(Data records for software interfaces)
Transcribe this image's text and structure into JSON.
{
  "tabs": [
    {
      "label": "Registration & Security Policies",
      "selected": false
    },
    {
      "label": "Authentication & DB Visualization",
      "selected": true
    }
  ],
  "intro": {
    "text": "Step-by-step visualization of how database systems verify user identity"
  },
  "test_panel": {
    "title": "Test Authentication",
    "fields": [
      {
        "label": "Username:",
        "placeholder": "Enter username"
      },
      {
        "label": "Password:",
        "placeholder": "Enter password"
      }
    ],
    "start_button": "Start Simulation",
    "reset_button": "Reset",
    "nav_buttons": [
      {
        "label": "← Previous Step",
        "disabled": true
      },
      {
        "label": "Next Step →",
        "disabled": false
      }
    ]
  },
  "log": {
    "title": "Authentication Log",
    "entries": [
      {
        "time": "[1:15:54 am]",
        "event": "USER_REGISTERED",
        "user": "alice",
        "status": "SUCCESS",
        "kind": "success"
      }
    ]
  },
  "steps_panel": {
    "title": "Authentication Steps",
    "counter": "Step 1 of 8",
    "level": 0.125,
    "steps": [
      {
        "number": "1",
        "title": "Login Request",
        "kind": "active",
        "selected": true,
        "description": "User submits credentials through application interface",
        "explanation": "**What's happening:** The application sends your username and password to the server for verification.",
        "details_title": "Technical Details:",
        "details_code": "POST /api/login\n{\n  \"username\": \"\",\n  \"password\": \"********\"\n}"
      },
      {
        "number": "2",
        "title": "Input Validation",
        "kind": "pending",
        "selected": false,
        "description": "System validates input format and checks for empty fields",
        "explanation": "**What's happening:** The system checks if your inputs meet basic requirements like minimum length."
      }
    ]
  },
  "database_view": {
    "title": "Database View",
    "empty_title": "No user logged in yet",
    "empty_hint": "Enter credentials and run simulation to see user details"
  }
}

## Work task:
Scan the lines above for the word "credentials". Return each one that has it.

## Task answer:
        "description": "User submits credentials through application interface",
    "empty_hint": "Enter credentials and run simulation to see user details"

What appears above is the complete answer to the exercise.